EXERCISE DIRECTIONS => Check the entries below for lines with "data"; report only how many there are.

(MATERIAL PROVIDED Opens)

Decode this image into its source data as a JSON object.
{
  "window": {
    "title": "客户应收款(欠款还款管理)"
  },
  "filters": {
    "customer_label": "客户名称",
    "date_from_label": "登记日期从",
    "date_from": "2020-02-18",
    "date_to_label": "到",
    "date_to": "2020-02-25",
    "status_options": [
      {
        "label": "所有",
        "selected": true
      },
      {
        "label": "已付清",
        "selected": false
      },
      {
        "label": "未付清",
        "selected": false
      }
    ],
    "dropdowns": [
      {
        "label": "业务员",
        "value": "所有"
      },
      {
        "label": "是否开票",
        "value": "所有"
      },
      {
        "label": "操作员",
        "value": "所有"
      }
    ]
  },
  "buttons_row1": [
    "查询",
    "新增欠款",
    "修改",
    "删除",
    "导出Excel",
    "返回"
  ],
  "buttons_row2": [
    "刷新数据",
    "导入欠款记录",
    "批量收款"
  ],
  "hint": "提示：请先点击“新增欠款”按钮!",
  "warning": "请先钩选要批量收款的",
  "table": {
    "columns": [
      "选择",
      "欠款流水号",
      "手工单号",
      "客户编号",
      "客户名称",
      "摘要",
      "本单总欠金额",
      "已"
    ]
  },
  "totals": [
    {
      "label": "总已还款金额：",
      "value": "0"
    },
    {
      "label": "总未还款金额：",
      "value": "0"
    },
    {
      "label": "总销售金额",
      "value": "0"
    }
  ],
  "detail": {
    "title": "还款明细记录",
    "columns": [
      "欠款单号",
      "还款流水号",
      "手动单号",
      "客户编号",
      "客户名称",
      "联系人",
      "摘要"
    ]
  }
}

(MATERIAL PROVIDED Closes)
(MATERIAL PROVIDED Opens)

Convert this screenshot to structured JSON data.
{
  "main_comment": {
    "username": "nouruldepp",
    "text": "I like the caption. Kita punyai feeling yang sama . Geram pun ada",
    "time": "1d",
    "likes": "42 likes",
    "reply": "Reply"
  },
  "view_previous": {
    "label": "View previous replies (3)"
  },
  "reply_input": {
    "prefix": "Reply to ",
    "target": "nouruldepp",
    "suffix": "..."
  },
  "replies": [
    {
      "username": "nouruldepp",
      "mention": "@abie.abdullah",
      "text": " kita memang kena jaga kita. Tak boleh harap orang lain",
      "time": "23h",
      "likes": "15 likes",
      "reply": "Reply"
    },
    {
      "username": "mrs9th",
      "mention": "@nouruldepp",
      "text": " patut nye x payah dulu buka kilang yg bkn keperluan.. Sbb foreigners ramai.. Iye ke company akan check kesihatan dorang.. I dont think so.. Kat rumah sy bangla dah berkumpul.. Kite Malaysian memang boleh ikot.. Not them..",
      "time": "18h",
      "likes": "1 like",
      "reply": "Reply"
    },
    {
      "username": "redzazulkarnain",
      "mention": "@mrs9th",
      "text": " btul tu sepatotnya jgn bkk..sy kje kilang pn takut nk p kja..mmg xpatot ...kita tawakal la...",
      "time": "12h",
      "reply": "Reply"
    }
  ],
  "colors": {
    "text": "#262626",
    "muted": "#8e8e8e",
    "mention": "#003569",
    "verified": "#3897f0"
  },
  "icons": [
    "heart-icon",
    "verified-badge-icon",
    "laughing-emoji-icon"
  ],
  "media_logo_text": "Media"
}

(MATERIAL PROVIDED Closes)

THE ANSWER => 2